**About this task**
The expected response is a copy of every line in the entries below that includes the word "denomination".

(Beginning of Data for processing)

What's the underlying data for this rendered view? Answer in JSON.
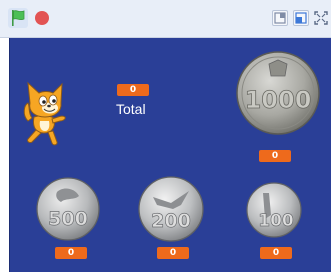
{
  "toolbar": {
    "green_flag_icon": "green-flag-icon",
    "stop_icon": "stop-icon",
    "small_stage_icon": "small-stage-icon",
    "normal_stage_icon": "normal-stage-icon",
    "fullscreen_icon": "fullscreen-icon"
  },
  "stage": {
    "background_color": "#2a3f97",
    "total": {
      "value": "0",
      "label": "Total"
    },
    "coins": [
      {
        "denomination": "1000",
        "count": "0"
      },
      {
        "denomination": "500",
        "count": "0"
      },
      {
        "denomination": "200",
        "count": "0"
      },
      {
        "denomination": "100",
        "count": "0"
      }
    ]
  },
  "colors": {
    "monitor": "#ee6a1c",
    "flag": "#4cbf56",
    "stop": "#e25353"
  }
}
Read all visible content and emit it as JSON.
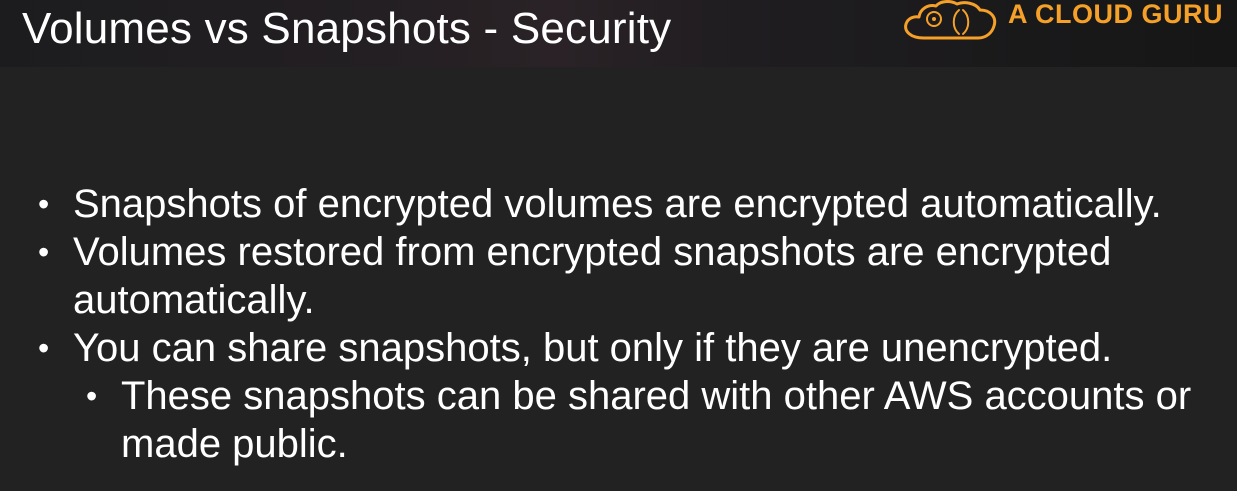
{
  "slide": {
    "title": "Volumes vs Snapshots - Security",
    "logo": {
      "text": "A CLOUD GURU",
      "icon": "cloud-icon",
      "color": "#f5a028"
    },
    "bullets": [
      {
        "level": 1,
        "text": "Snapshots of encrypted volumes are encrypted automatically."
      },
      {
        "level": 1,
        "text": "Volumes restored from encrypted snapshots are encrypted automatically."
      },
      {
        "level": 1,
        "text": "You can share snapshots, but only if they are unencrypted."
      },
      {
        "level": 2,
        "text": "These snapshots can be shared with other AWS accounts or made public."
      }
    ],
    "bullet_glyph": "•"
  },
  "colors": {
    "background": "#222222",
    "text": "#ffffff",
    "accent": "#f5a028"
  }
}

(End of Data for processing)

**Written response**
        "denomination": "1000",
        "denomination": "500",
        "denomination": "200",
        "denomination": "100",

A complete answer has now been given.